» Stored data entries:
-.-.-
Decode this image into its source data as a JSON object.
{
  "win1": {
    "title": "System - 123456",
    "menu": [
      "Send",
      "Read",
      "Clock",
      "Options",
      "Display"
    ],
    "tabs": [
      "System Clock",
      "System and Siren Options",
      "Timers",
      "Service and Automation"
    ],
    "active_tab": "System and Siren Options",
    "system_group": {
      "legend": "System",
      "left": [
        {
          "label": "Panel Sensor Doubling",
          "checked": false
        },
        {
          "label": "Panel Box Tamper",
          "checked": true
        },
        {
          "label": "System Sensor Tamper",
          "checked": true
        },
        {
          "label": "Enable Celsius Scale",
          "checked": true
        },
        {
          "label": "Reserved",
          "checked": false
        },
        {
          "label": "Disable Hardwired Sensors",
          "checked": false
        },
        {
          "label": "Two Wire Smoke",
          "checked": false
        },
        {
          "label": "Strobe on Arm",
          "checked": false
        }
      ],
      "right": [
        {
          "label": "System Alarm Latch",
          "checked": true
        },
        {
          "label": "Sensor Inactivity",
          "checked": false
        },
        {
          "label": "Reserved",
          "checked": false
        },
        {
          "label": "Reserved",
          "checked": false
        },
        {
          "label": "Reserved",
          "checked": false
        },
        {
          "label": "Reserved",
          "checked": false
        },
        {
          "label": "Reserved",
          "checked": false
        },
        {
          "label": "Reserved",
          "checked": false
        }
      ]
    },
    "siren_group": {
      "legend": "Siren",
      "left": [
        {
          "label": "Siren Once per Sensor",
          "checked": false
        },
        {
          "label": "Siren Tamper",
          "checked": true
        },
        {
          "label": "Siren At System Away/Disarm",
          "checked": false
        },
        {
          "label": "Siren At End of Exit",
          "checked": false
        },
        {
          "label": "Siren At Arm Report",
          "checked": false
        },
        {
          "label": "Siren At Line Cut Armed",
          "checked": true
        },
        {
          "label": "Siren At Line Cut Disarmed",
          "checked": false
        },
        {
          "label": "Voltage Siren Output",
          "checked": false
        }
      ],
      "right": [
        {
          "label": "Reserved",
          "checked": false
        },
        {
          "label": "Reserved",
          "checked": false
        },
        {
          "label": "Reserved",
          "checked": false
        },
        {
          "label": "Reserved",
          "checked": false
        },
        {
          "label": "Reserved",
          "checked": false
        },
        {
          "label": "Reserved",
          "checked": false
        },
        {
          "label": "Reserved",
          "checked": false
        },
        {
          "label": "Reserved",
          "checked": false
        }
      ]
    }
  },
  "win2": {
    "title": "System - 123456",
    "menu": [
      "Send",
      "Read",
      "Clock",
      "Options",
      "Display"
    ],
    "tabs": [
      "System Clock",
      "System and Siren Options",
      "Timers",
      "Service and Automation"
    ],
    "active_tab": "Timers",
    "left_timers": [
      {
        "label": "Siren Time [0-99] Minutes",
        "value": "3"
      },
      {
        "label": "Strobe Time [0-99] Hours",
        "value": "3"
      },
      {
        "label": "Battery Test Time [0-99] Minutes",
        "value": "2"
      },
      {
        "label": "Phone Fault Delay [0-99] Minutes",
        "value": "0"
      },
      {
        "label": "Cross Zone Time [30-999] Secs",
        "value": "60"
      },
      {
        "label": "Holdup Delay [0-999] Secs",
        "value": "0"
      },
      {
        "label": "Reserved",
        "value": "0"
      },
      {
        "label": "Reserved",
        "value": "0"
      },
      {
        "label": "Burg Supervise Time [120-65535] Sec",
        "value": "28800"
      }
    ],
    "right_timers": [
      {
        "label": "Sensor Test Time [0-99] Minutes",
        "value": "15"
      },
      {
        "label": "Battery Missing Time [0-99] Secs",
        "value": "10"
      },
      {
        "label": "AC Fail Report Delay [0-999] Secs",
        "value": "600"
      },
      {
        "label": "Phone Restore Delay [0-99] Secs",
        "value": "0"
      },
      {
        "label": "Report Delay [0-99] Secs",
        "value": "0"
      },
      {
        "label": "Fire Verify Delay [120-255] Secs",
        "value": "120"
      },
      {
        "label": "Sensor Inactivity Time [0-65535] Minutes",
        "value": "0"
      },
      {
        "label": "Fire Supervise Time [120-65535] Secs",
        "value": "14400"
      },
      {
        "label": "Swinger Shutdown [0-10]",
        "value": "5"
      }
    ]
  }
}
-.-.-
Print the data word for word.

Decode this image into its source data as a JSON object.
{
  "win1": {
    "title": "System - 123456",
    "menu": [
      "Send",
      "Read",
      "Clock",
      "Options",
      "Display"
    ],
    "tabs": [
      "System Clock",
      "System and Siren Options",
      "Timers",
      "Service and Automation"
    ],
    "active_tab": "System and Siren Options",
    "system_group": {
      "legend": "System",
      "left": [
        {
          "label": "Panel Sensor Doubling",
          "checked": false
        },
        {
          "label": "Panel Box Tamper",
          "checked": true
        },
        {
          "label": "System Sensor Tamper",
          "checked": true
        },
        {
          "label": "Enable Celsius Scale",
          "checked": true
        },
        {
          "label": "Reserved",
          "checked": false
        },
        {
          "label": "Disable Hardwired Sensors",
          "checked": false
        },
        {
          "label": "Two Wire Smoke",
          "checked": false
        },
        {
          "label": "Strobe on Arm",
          "checked": false
        }
      ],
      "right": [
        {
          "label": "System Alarm Latch",
          "checked": true
        },
        {
          "label": "Sensor Inactivity",
          "checked": false
        },
        {
          "label": "Reserved",
          "checked": false
        },
        {
          "label": "Reserved",
          "checked": false
        },
        {
          "label": "Reserved",
          "checked": false
        },
        {
          "label": "Reserved",
          "checked": false
        },
        {
          "label": "Reserved",
          "checked": false
        },
        {
          "label": "Reserved",
          "checked": false
        }
      ]
    },
    "siren_group": {
      "legend": "Siren",
      "left": [
        {
          "label": "Siren Once per Sensor",
          "checked": false
        },
        {
          "label": "Siren Tamper",
          "checked": true
        },
        {
          "label": "Siren At System Away/Disarm",
          "checked": false
        },
        {
          "label": "Siren At End of Exit",
          "checked": false
        },
        {
          "label": "Siren At Arm Report",
          "checked": false
        },
        {
          "label": "Siren At Line Cut Armed",
          "checked": true
        },
        {
          "label": "Siren At Line Cut Disarmed",
          "checked": false
        },
        {
          "label": "Voltage Siren Output",
          "checked": false
        }
      ],
      "right": [
        {
          "label": "Reserved",
          "checked": false
        },
        {
          "label": "Reserved",
          "checked": false
        },
        {
          "label": "Reserved",
          "checked": false
        },
        {
          "label": "Reserved",
          "checked": false
        },
        {
          "label": "Reserved",
          "checked": false
        },
        {
          "label": "Reserved",
          "checked": false
        },
        {
          "label": "Reserved",
          "checked": false
        },
        {
          "label": "Reserved",
          "checked": false
        }
      ]
    }
  },
  "win2": {
    "title": "System - 123456",
    "menu": [
      "Send",
      "Read",
      "Clock",
      "Options",
      "Display"
    ],
    "tabs": [
      "System Clock",
      "System and Siren Options",
      "Timers",
      "Service and Automation"
    ],
    "active_tab": "Timers",
    "left_timers": [
      {
        "label": "Siren Time [0-99] Minutes",
        "value": "3"
      },
      {
        "label": "Strobe Time [0-99] Hours",
        "value": "3"
      },
      {
        "label": "Battery Test Time [0-99] Minutes",
        "value": "2"
      },
      {
        "label": "Phone Fault Delay [0-99] Minutes",
        "value": "0"
      },
      {
        "label": "Cross Zone Time [30-999] Secs",
        "value": "60"
      },
      {
        "label": "Holdup Delay [0-999] Secs",
        "value": "0"
      },
      {
        "label": "Reserved",
        "value": "0"
      },
      {
        "label": "Reserved",
        "value": "0"
      },
      {
        "label": "Burg Supervise Time [120-65535] Sec",
        "value": "28800"
      }
    ],
    "right_timers": [
      {
        "label": "Sensor Test Time [0-99] Minutes",
        "value": "15"
      },
      {
        "label": "Battery Missing Time [0-99] Secs",
        "value": "10"
      },
      {
        "label": "AC Fail Report Delay [0-999] Secs",
        "value": "600"
      },
      {
        "label": "Phone Restore Delay [0-99] Secs",
        "value": "0"
      },
      {
        "label": "Report Delay [0-99] Secs",
        "value": "0"
      },
      {
        "label": "Fire Verify Delay [120-255] Secs",
        "value": "120"
      },
      {
        "label": "Sensor Inactivity Time [0-65535] Minutes",
        "value": "0"
      },
      {
        "label": "Fire Supervise Time [120-65535] Secs",
        "value": "14400"
      },
      {
        "label": "Swinger Shutdown [0-10]",
        "value": "5"
      }
    ]
  }
}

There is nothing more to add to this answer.